Brief ▸ Each line of the material below with the word "acme" is to be reported.
● ● ● ● ●
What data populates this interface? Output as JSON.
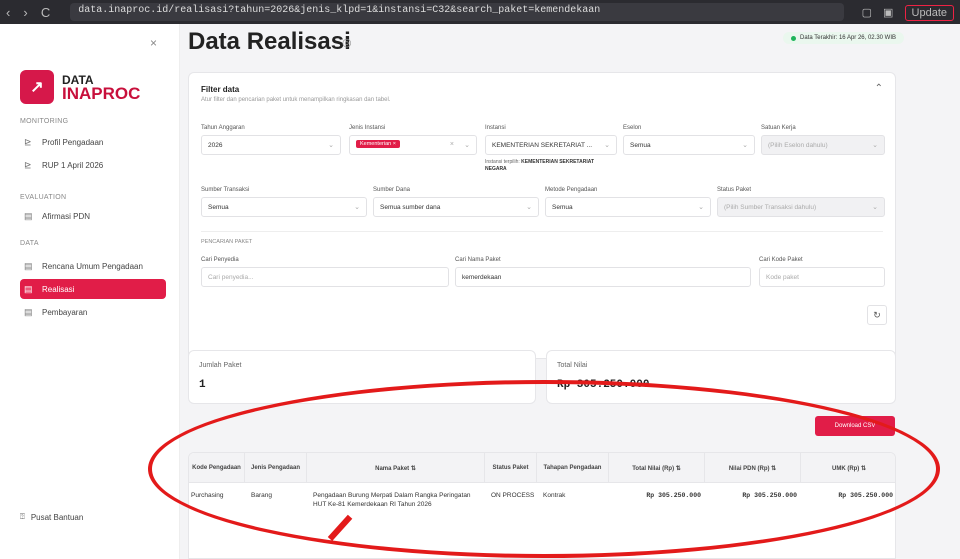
{
  "browser": {
    "nav": [
      "‹",
      "›",
      "C"
    ],
    "url": "data.inaproc.id/realisasi?tahun=2026&jenis_klpd=1&instansi=C32&search_paket=kemendekaan",
    "update_label": "Update"
  },
  "sidebar": {
    "collapse_icon": "×",
    "logo_top": "DATA",
    "logo_bottom": "INAPROC",
    "sections": {
      "monitoring": "MONITORING",
      "evaluation": "EVALUATION",
      "data": "DATA"
    },
    "items": [
      {
        "label": "Profil Pengadaan",
        "icon": "chart-icon"
      },
      {
        "label": "RUP 1 April 2026",
        "icon": "chart-icon"
      },
      {
        "label": "Afirmasi PDN",
        "icon": "calendar-icon"
      },
      {
        "label": "Rencana Umum Pengadaan",
        "icon": "calendar-icon"
      },
      {
        "label": "Realisasi",
        "icon": "calendar-icon"
      },
      {
        "label": "Pembayaran",
        "icon": "calendar-icon"
      }
    ],
    "help": "Pusat Bantuan"
  },
  "page": {
    "title": "Data Realisasi",
    "updated": "Data Terakhir: 16 Apr 26, 02.30 WIB",
    "accent": "#e11d48"
  },
  "filter": {
    "title": "Filter data",
    "subtitle": "Atur filter dan pencarian paket untuk menampilkan ringkasan dan tabel.",
    "labels": {
      "tahun": "Tahun Anggaran",
      "jenis": "Jenis Instansi",
      "instansi": "Instansi",
      "eselon": "Eselon",
      "satker": "Satuan Kerja",
      "sumber_transaksi": "Sumber Transaksi",
      "sumber_dana": "Sumber Dana",
      "metode": "Metode Pengadaan",
      "status": "Status Paket",
      "pencarian": "PENCARIAN PAKET",
      "cari_penyedia": "Cari Penyedia",
      "cari_nama": "Cari Nama Paket",
      "cari_kode": "Cari Kode Paket"
    },
    "values": {
      "tahun": "2026",
      "jenis_chip": "Kementerian ×",
      "instansi": "KEMENTERIAN SEKRETARIAT ...",
      "eselon": "Semua",
      "satker": "(Pilih Eselon dahulu)",
      "sumber_transaksi": "Semua",
      "sumber_dana": "Semua sumber dana",
      "metode": "Semua",
      "status": "(Pilih Sumber Transaksi dahulu)",
      "cari_penyedia": "Cari penyedia...",
      "cari_nama": "kemerdekaan",
      "cari_kode": "Kode paket"
    },
    "note_prefix": "Instansi terpilih:",
    "note_value": "KEMENTERIAN SEKRETARIAT NEGARA"
  },
  "stats": {
    "jumlah_label": "Jumlah Paket",
    "jumlah_value": "1",
    "total_label": "Total Nilai",
    "total_value": "Rp 305.250.000"
  },
  "download_label": "Download CSV",
  "table": {
    "headers": [
      "Kode Pengadaan",
      "Jenis Pengadaan",
      "Nama Paket ⇅",
      "Status Paket",
      "Tahapan Pengadaan",
      "Total Nilai (Rp) ⇅",
      "Nilai PDN (Rp) ⇅",
      "UMK (Rp) ⇅"
    ],
    "row": {
      "kode": "Purchasing",
      "jenis": "Barang",
      "nama": "Pengadaan Burung Merpati Dalam Rangka Peringatan HUT Ke-81 Kemerdekaan RI Tahun 2026",
      "status": "ON PROCESS",
      "tahapan": "Kontrak",
      "total": "Rp 305.250.000",
      "pdn": "Rp 305.250.000",
      "umk": "Rp 305.250.000"
    }
  },
  "annotation_color": "#e31a1a"
}
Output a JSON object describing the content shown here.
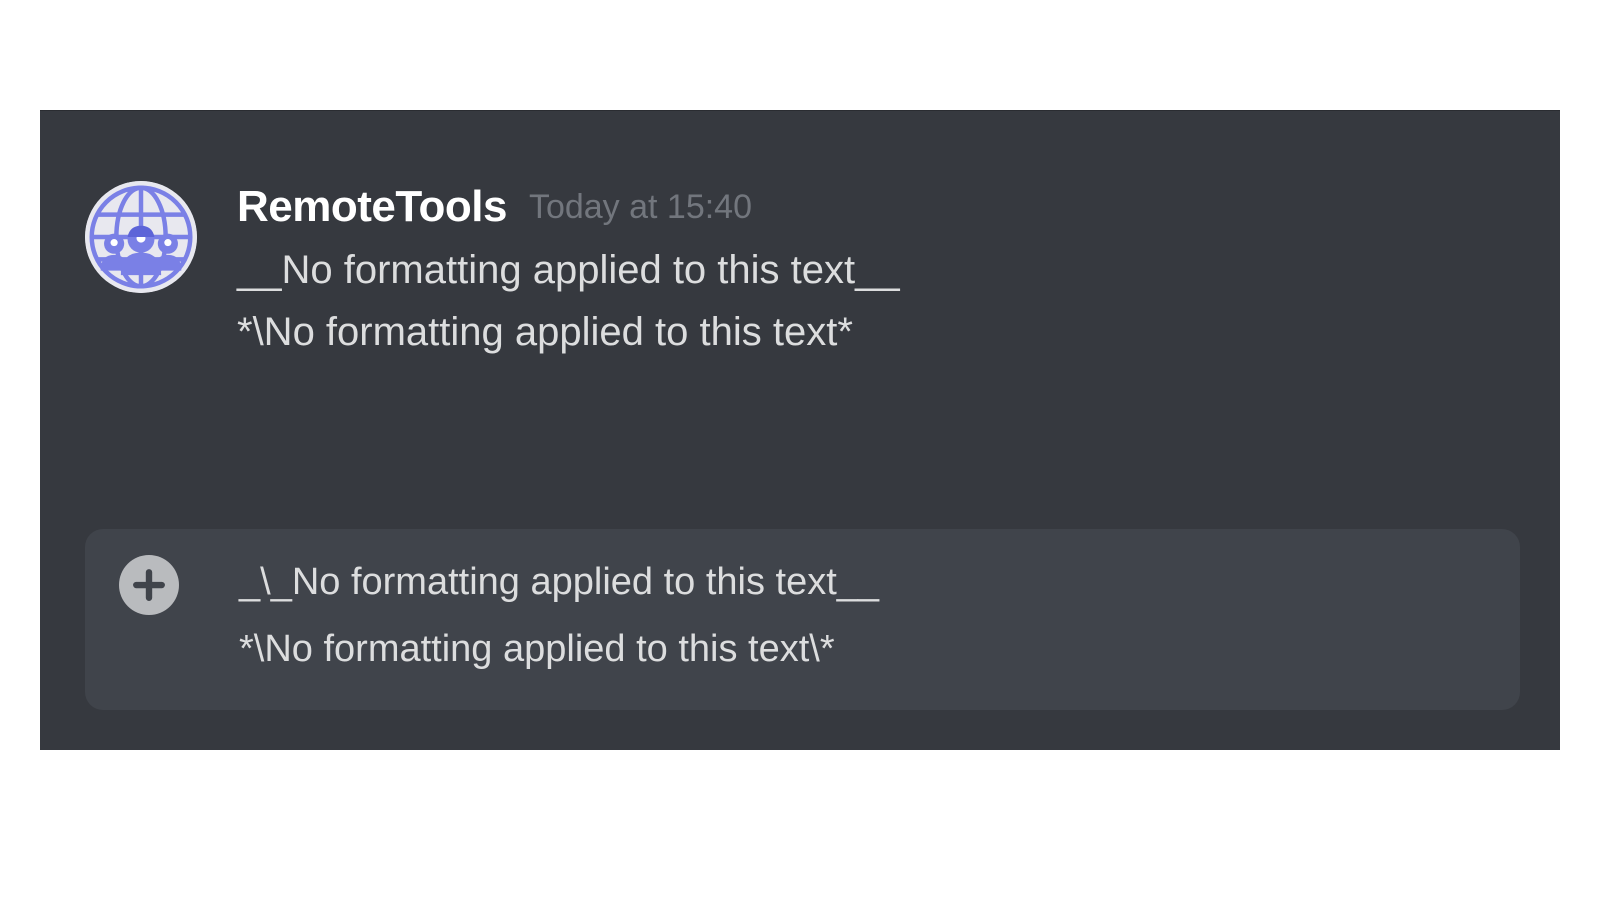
{
  "message": {
    "username": "RemoteTools",
    "timestamp": "Today at 15:40",
    "lines": [
      "__No formatting applied to this text__",
      "*\\No formatting applied to this text*"
    ]
  },
  "input": {
    "lines": [
      "_\\_No formatting applied to this text__",
      "*\\No formatting applied to this text\\*"
    ]
  },
  "colors": {
    "background": "#36393f",
    "input_bg": "#40444b",
    "text_primary": "#dcddde",
    "text_muted": "#72767d",
    "avatar_accent": "#7a80e6"
  }
}
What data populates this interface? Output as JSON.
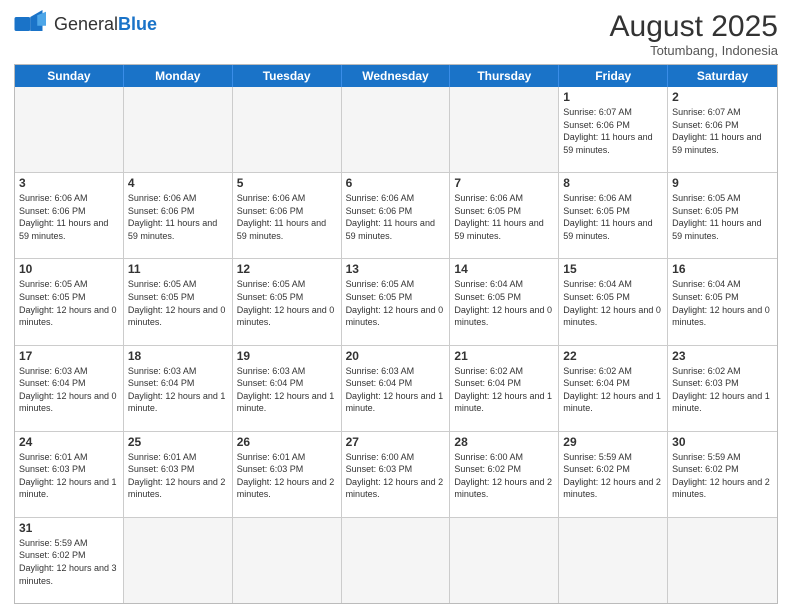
{
  "header": {
    "logo_general": "General",
    "logo_blue": "Blue",
    "month_year": "August 2025",
    "location": "Totumbang, Indonesia"
  },
  "days_of_week": [
    "Sunday",
    "Monday",
    "Tuesday",
    "Wednesday",
    "Thursday",
    "Friday",
    "Saturday"
  ],
  "weeks": [
    [
      {
        "day": "",
        "info": "",
        "empty": true
      },
      {
        "day": "",
        "info": "",
        "empty": true
      },
      {
        "day": "",
        "info": "",
        "empty": true
      },
      {
        "day": "",
        "info": "",
        "empty": true
      },
      {
        "day": "",
        "info": "",
        "empty": true
      },
      {
        "day": "1",
        "info": "Sunrise: 6:07 AM\nSunset: 6:06 PM\nDaylight: 11 hours and 59 minutes."
      },
      {
        "day": "2",
        "info": "Sunrise: 6:07 AM\nSunset: 6:06 PM\nDaylight: 11 hours and 59 minutes."
      }
    ],
    [
      {
        "day": "3",
        "info": "Sunrise: 6:06 AM\nSunset: 6:06 PM\nDaylight: 11 hours and 59 minutes."
      },
      {
        "day": "4",
        "info": "Sunrise: 6:06 AM\nSunset: 6:06 PM\nDaylight: 11 hours and 59 minutes."
      },
      {
        "day": "5",
        "info": "Sunrise: 6:06 AM\nSunset: 6:06 PM\nDaylight: 11 hours and 59 minutes."
      },
      {
        "day": "6",
        "info": "Sunrise: 6:06 AM\nSunset: 6:06 PM\nDaylight: 11 hours and 59 minutes."
      },
      {
        "day": "7",
        "info": "Sunrise: 6:06 AM\nSunset: 6:05 PM\nDaylight: 11 hours and 59 minutes."
      },
      {
        "day": "8",
        "info": "Sunrise: 6:06 AM\nSunset: 6:05 PM\nDaylight: 11 hours and 59 minutes."
      },
      {
        "day": "9",
        "info": "Sunrise: 6:05 AM\nSunset: 6:05 PM\nDaylight: 11 hours and 59 minutes."
      }
    ],
    [
      {
        "day": "10",
        "info": "Sunrise: 6:05 AM\nSunset: 6:05 PM\nDaylight: 12 hours and 0 minutes."
      },
      {
        "day": "11",
        "info": "Sunrise: 6:05 AM\nSunset: 6:05 PM\nDaylight: 12 hours and 0 minutes."
      },
      {
        "day": "12",
        "info": "Sunrise: 6:05 AM\nSunset: 6:05 PM\nDaylight: 12 hours and 0 minutes."
      },
      {
        "day": "13",
        "info": "Sunrise: 6:05 AM\nSunset: 6:05 PM\nDaylight: 12 hours and 0 minutes."
      },
      {
        "day": "14",
        "info": "Sunrise: 6:04 AM\nSunset: 6:05 PM\nDaylight: 12 hours and 0 minutes."
      },
      {
        "day": "15",
        "info": "Sunrise: 6:04 AM\nSunset: 6:05 PM\nDaylight: 12 hours and 0 minutes."
      },
      {
        "day": "16",
        "info": "Sunrise: 6:04 AM\nSunset: 6:05 PM\nDaylight: 12 hours and 0 minutes."
      }
    ],
    [
      {
        "day": "17",
        "info": "Sunrise: 6:03 AM\nSunset: 6:04 PM\nDaylight: 12 hours and 0 minutes."
      },
      {
        "day": "18",
        "info": "Sunrise: 6:03 AM\nSunset: 6:04 PM\nDaylight: 12 hours and 1 minute."
      },
      {
        "day": "19",
        "info": "Sunrise: 6:03 AM\nSunset: 6:04 PM\nDaylight: 12 hours and 1 minute."
      },
      {
        "day": "20",
        "info": "Sunrise: 6:03 AM\nSunset: 6:04 PM\nDaylight: 12 hours and 1 minute."
      },
      {
        "day": "21",
        "info": "Sunrise: 6:02 AM\nSunset: 6:04 PM\nDaylight: 12 hours and 1 minute."
      },
      {
        "day": "22",
        "info": "Sunrise: 6:02 AM\nSunset: 6:04 PM\nDaylight: 12 hours and 1 minute."
      },
      {
        "day": "23",
        "info": "Sunrise: 6:02 AM\nSunset: 6:03 PM\nDaylight: 12 hours and 1 minute."
      }
    ],
    [
      {
        "day": "24",
        "info": "Sunrise: 6:01 AM\nSunset: 6:03 PM\nDaylight: 12 hours and 1 minute."
      },
      {
        "day": "25",
        "info": "Sunrise: 6:01 AM\nSunset: 6:03 PM\nDaylight: 12 hours and 2 minutes."
      },
      {
        "day": "26",
        "info": "Sunrise: 6:01 AM\nSunset: 6:03 PM\nDaylight: 12 hours and 2 minutes."
      },
      {
        "day": "27",
        "info": "Sunrise: 6:00 AM\nSunset: 6:03 PM\nDaylight: 12 hours and 2 minutes."
      },
      {
        "day": "28",
        "info": "Sunrise: 6:00 AM\nSunset: 6:02 PM\nDaylight: 12 hours and 2 minutes."
      },
      {
        "day": "29",
        "info": "Sunrise: 5:59 AM\nSunset: 6:02 PM\nDaylight: 12 hours and 2 minutes."
      },
      {
        "day": "30",
        "info": "Sunrise: 5:59 AM\nSunset: 6:02 PM\nDaylight: 12 hours and 2 minutes."
      }
    ],
    [
      {
        "day": "31",
        "info": "Sunrise: 5:59 AM\nSunset: 6:02 PM\nDaylight: 12 hours and 3 minutes."
      },
      {
        "day": "",
        "info": "",
        "empty": true
      },
      {
        "day": "",
        "info": "",
        "empty": true
      },
      {
        "day": "",
        "info": "",
        "empty": true
      },
      {
        "day": "",
        "info": "",
        "empty": true
      },
      {
        "day": "",
        "info": "",
        "empty": true
      },
      {
        "day": "",
        "info": "",
        "empty": true
      }
    ]
  ]
}
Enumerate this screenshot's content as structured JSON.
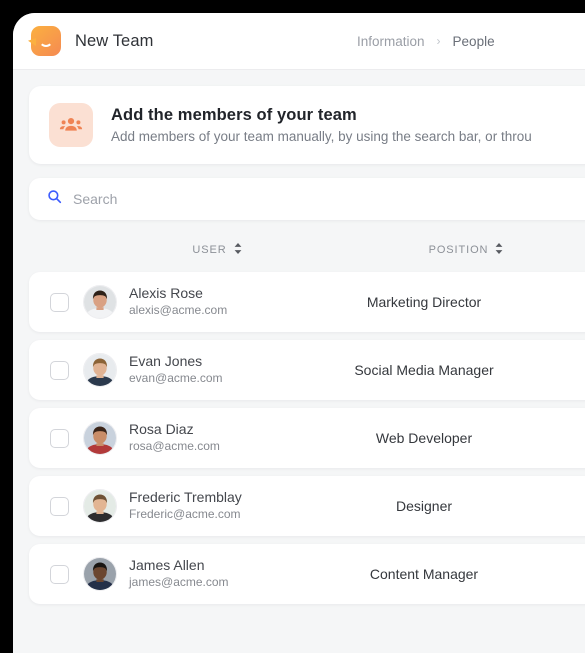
{
  "window": {
    "background_color": "#000000",
    "surface_color": "#f5f6f7"
  },
  "header": {
    "logo_icon": "smile-chat-logo-icon",
    "team_name": "New Team",
    "breadcrumb": {
      "parent": "Information",
      "separator": "›",
      "current": "People"
    }
  },
  "banner": {
    "icon": "group-people-icon",
    "icon_bg_color": "#fbe0d3",
    "icon_color": "#ef8354",
    "title": "Add the members of your team",
    "subtitle": "Add members of your team manually, by using the search bar, or throu"
  },
  "search": {
    "icon": "search-icon",
    "icon_color": "#3b5bfd",
    "placeholder": "Search",
    "value": ""
  },
  "table": {
    "columns": [
      {
        "label": "USER",
        "sort_icon": "sort-updown-icon"
      },
      {
        "label": "POSITION",
        "sort_icon": "sort-updown-icon"
      }
    ],
    "rows": [
      {
        "checked": false,
        "avatar": "avatar-alexis",
        "name": "Alexis Rose",
        "email": "alexis@acme.com",
        "position": "Marketing Director"
      },
      {
        "checked": false,
        "avatar": "avatar-evan",
        "name": "Evan Jones",
        "email": "evan@acme.com",
        "position": "Social Media Manager"
      },
      {
        "checked": false,
        "avatar": "avatar-rosa",
        "name": "Rosa Diaz",
        "email": "rosa@acme.com",
        "position": "Web Developer"
      },
      {
        "checked": false,
        "avatar": "avatar-frederic",
        "name": "Frederic Tremblay",
        "email": "Frederic@acme.com",
        "position": "Designer"
      },
      {
        "checked": false,
        "avatar": "avatar-james",
        "name": "James Allen",
        "email": "james@acme.com",
        "position": "Content Manager"
      }
    ]
  }
}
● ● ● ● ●
Result of this task ▸
        "email": "alexis@acme.com",
        "email": "evan@acme.com",
        "email": "rosa@acme.com",
        "email": "Frederic@acme.com",
        "email": "james@acme.com",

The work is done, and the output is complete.